Mumler had many critics including showman P.T. Barnum, who claimed that Mumler was taking advantage of those grieving. Barnum even spoke out against Mumler when he was on trial for fraud. People argued that Mumler went as far as breaking into people’s houses to steal pictures of their loved ones. The photographs were simply a product of double exposure. Mumler was acquitted, but his career was never as successful. He still had one believer, Mary Todd Lincoln. Mumler captured her deceased husband, President Abraham Lincoln (see above). Mumler claimed he didn’t know she was a Lincoln when the photograph was taken.
That UFO Photo from that X-Files Poster
In the fourth season of X-Files, production made a slight set change. The iconic “I Want to Believe” poster was updated with a different, but similar image. The first poster was the subject of an intellectual property lawsuit, since X-Files mistakenly used a UFO photograph taken by Billy Meier without permission. Billy Meier is a Swiss man known for producing photographs of UFOS and providing evidence of extraterrestrial life. He also claims to have contact with extraterrestrials called the Plejaren, which come from the planet Erra and fly around in “beamships.”

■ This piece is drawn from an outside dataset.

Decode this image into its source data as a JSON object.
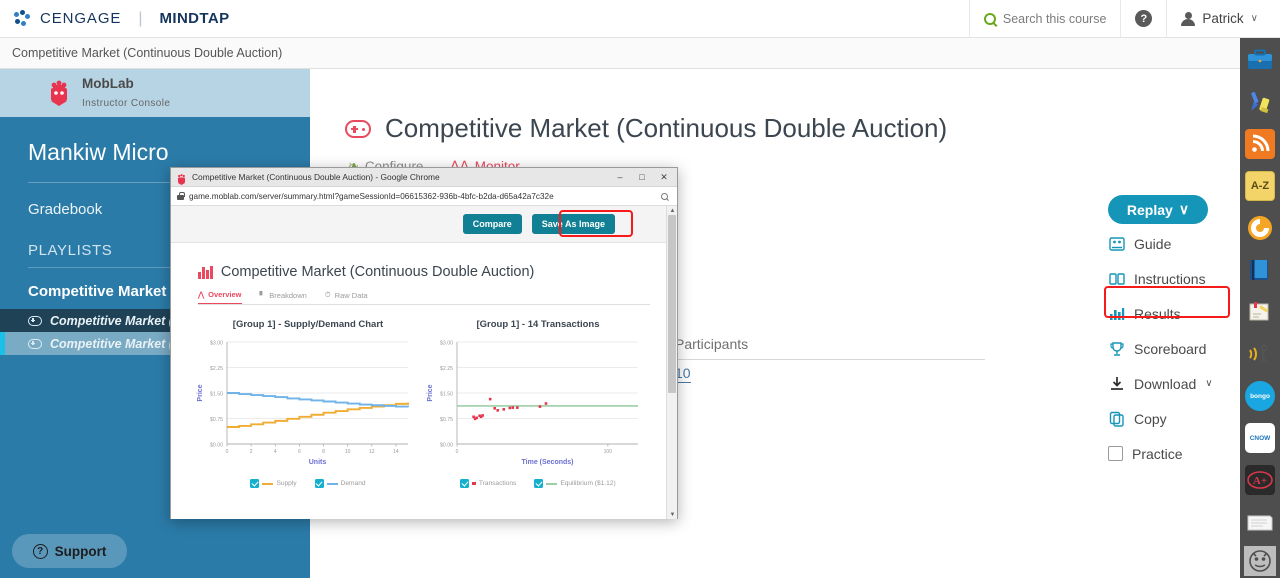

His photographs display shiny metal discs flying across the Swiss countryside. Did he want to believe like Mulder or is he a liar? Regardless, it would have made a great X-Files episode.
The Wem Ghost Girl
During a fire at Wem Town Hall in 1995, a man named Tony O’Rahilly took photos and captured a young girl, but no one recalled a young girl being in the building. Town members believed it was Jane Churn, a young girl who died in a fire in 1677. It’s been debated whether the picture was doctored or real, but a postcard from 1922 with the same girl revealed it was most likely a hoax. I’ll leave it up to you to decide.